2018 marks the final year of President Peña Nieto’s term in office. Many have praised the cutting of red tape in the healthcare systems during his tenure and although there have been budget cuts in recent years, the amount of federal money allocated to health has increased. ISSSTE saw its budget rise from MX$141 billion in 2012 to MX$263 billion in 2017 and IMSS saw an increase from MX$394 billion to MX$622 billion in the same period.

Despite the increase in funds, there is pressure to maximize health results obtained for every peso spent due to the increase in the number of sick people. No budget can withstand the rising cost of chronic disease, which continues to be an issue in Mexico.

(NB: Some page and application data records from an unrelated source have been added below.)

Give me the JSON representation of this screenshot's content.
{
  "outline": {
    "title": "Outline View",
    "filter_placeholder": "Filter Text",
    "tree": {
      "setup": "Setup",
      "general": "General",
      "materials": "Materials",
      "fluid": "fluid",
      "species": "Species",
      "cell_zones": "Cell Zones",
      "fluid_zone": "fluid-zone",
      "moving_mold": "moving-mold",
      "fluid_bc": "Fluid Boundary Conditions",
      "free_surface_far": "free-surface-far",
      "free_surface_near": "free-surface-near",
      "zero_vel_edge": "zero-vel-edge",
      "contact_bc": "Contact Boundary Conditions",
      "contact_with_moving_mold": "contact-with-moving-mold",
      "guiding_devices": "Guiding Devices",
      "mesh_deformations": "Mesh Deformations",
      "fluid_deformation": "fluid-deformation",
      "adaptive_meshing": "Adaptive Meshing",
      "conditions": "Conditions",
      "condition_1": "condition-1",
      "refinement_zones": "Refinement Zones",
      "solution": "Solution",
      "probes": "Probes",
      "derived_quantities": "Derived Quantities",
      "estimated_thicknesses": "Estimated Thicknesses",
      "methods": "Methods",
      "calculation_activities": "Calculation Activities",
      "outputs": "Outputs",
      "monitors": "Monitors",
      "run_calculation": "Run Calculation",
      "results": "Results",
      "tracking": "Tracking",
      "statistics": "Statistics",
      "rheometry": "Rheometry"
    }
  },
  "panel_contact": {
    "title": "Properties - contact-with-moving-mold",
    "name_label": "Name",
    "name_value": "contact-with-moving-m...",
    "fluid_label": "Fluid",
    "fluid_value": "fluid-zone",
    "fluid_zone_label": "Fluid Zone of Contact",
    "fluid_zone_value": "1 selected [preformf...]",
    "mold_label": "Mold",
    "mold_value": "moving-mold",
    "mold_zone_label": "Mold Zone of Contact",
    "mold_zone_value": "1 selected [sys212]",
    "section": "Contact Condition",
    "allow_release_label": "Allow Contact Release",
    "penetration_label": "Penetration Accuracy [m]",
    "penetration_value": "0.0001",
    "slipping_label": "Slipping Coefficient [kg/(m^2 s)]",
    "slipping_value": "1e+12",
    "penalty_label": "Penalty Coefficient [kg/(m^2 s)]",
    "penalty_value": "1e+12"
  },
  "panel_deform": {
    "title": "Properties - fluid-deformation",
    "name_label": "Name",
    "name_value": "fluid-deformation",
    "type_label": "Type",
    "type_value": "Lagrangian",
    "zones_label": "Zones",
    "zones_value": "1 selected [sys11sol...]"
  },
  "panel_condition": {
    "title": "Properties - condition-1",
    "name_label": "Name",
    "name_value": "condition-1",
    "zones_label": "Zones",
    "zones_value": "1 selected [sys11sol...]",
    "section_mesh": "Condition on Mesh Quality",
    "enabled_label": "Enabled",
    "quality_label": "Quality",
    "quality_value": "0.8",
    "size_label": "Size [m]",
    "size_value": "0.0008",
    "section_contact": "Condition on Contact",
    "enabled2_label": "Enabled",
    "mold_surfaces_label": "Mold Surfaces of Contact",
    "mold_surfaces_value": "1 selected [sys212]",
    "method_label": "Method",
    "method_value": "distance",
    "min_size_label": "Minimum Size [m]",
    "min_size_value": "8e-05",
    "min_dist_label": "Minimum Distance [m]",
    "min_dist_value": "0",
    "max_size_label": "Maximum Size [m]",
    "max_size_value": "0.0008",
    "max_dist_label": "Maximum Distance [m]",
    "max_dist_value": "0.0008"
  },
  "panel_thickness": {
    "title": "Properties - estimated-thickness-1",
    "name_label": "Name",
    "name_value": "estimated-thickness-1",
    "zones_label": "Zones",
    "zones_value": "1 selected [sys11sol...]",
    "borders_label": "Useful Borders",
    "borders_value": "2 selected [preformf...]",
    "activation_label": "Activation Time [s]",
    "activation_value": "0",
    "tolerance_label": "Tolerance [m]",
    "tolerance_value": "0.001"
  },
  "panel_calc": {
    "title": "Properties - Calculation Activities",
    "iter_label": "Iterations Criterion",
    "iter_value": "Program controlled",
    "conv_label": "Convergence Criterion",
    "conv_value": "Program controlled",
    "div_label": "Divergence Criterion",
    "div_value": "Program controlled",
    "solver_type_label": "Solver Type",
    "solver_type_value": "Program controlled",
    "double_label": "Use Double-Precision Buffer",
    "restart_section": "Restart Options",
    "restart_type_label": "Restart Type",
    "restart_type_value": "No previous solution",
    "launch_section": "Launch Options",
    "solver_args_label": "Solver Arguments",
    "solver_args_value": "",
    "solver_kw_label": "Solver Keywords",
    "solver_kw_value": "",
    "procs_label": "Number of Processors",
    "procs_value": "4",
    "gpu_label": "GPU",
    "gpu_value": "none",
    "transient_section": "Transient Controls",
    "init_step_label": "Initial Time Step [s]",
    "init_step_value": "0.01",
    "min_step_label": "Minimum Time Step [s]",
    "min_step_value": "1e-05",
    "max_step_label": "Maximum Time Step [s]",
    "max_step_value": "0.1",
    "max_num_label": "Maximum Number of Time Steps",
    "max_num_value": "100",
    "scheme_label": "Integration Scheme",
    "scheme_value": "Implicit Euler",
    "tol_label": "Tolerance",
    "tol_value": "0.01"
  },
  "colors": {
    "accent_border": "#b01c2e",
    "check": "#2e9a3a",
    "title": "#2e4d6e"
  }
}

The number of sufferers puts pressure on public-sector budgets, which struggle to cover a growing population that CONAPO estimates will be over 150 million by 2050.

Through interviews with the top levels of government and with the most relevant national and international players, in this chapter Mexico Health Review will answer key questions as to what has been accomplished, what remains to be done and how the government is coping with the financial, social and demographic impact of these diseases on the Mexican population.

-> How can Mexico get the maximum health return for every peso spent? How have budget adjustments impacted this?